“We did manage to get a few painting classes in along the way,” Krahn added. “His knowledge of history and just the lay of the land made our trip so eventful and meaningful. Every day was designed for us, so we really just had to show up and the fun began. Many evenings we were out and about, but sometimes we just stayed back at our hotel or apartment and cooked and drank fabulous wine. We laughed and told stories for hours and got to know one another quite well.”

Italian inspirations

Susie Jacoby, of Camas, started taking classes from Field almost three years ago. She was also among the women who traveled to Italy in September 2010.

The highlight of the trip for Jacoby was Assisi, described by her as a “beautiful city on a hill with so much meaning.”

She appreciated going overseas with a smaller group.

“The tour was fun, flexible and had a very one-on-one feel,” Jacoby said. “We each had personal time with Bruno and Elida — be it talking while we were cooking or walking on our tours or even the one-on-one time we had during the art sessions. We had the opportunity to go shopping on our own if we so chose to or just have some quite time alone. Elida and Bruno did a fantastic job working together and making every moment count.”

Jacoby’s medium is acrylic on canvas, and she paints abstracts, as well as trees and florals.

She said the trip to Italy was very inspiring artistically and spiritually.

“You don’t need experience in the arts to appreciate and become inspired by Italy and all it has to offer, along with the talents of Elida and Father Bruno to help you see your own gifts and strengths within.”

Dining with the locals

Field’s sister, Danielle Harris, was also part of the September 2010 trip.

Harris said she enjoyed meeting residents of Cagli.

“Two brothers and their families run the bar and cafe in the town, which acts as the gathering spot for everyone in the region,” she said. “We spent the mornings ordering cappuccino and the evenings cheering for soccer over grappa.”

Harris went to Italy to launch her blog, Oregon Pilgrim ( and to spend time with her sister.

Harris said she enjoyed being with genuine and interesting people.

“Bruno made a huge difference, helping to bridge the gap between being tourists and locals,” she said. “We visited different eateries, ate dinner with Italians and were invited to dinner at restaurants. This made such a difference.”

Enjoying artistic accomplishments

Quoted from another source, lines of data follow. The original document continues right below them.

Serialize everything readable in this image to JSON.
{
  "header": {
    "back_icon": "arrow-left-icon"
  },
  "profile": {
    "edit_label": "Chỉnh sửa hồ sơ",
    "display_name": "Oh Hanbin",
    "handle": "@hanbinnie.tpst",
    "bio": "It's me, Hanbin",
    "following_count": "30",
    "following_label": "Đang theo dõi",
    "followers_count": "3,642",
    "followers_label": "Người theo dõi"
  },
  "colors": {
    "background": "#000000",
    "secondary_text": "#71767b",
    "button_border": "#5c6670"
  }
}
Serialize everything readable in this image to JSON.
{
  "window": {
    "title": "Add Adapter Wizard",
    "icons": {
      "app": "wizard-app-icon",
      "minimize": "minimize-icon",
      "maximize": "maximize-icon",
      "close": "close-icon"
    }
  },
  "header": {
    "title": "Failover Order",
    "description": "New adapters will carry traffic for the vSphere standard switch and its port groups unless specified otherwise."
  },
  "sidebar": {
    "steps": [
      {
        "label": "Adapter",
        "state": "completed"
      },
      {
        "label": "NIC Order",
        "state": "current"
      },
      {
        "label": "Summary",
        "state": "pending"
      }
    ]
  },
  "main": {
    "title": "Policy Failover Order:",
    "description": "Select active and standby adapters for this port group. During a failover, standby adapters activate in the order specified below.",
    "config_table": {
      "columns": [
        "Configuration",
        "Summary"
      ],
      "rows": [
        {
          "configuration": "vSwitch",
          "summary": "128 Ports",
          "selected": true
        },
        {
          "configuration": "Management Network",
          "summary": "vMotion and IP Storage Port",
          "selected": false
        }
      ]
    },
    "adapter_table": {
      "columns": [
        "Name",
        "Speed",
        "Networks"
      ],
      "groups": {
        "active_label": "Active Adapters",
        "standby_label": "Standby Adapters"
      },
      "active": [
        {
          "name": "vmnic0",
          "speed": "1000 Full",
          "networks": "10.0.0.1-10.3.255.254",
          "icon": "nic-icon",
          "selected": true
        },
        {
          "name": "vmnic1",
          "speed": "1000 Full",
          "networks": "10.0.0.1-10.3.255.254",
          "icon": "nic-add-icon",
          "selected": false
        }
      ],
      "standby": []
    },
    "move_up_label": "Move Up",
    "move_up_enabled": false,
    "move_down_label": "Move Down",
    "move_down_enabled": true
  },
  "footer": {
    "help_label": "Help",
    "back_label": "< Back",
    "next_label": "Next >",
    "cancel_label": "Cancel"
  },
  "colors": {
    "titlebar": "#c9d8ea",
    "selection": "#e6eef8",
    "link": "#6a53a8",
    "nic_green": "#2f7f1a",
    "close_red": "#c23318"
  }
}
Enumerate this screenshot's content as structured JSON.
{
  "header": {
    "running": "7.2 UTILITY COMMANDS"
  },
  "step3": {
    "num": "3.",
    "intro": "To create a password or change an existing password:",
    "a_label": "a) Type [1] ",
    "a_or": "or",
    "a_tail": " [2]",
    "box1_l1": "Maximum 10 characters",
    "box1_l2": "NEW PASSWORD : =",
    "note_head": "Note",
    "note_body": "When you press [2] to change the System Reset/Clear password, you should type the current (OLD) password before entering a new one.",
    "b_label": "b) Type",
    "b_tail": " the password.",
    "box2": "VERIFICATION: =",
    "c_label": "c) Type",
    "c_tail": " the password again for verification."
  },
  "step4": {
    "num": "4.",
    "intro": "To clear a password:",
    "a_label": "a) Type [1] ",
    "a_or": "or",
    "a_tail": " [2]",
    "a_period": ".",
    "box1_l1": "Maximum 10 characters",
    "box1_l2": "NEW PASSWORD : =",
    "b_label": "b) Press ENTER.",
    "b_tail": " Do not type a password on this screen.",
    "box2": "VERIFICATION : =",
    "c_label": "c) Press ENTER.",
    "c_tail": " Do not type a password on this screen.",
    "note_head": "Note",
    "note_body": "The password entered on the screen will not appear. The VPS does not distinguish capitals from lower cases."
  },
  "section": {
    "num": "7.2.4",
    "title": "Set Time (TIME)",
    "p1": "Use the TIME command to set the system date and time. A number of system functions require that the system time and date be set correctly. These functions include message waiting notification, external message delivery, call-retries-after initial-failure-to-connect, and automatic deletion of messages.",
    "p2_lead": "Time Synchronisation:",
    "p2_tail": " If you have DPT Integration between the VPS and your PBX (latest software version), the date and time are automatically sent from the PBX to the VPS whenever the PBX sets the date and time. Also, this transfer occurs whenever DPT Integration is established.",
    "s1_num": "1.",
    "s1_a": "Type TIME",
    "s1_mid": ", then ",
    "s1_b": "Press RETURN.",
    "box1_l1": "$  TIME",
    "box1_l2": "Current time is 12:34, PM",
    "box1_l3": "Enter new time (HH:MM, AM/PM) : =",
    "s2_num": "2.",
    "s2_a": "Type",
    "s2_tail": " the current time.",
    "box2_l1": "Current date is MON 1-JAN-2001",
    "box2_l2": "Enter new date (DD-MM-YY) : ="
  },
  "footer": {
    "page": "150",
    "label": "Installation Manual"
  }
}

Field said she enjoys inspiring people.

“I love to show them something new and to push them out of what they know, to help them experience life more fully,” she said. “Italy is the mecca for artists. For me to be able to experience it with others — sometimes for their first time — is such a joy.

“As an artist, I never thought I could feel better than when I finish my own works of art,” Field added. “To create a masterpiece feels amazing. However I have to say I get as much, if not more, joy watching others grow — particularly women — and seeing them transform into amazing, accomplished artists themselves.”

Sharing Italian culture

Segatta said he tries not to emphasize dates or names of artists.

“The cities in Italy, and especially Florence, Rome and Venice, are like a good book to be read and interpreted,” he said. “The different chapters written by thousands of artists can be overwhelming. The tours are about awakening the critical eye and interpreting those realities.”

Segatta spent 23 years in Florence, working as the assistant to the dean of students and teaching in the fine arts program for Gonzaga University.

An unforgettable trip

Bev Kadow and her husband Lloyd, of Vancouver, traveled in April with Field, Segatta and several other individuals — to areas including Rome, the island of Capri, Pompeii, Positano, Naples and the Amalfi Coast. They visited the Sistine Chapel and Trevi Fountain.

Since their trip to Italy in the spring, Bev said she can’t get enough of painting.

“It sparked something in me and inspires me daily,” she said. “Bruno taught a unique class in mixed media, showing us how to use discarded boards and paint to create beautiful, textured works of art. I do the paintings, and Lloyd does the prep and finish work.”

Bev’s pastels, acrylics and mixed media will be on display next month at Field’s art studio and gallery, 421 N.E. Cedar St. A reception is planned for Friday, Oct. 7, from 5 to 8 p.m.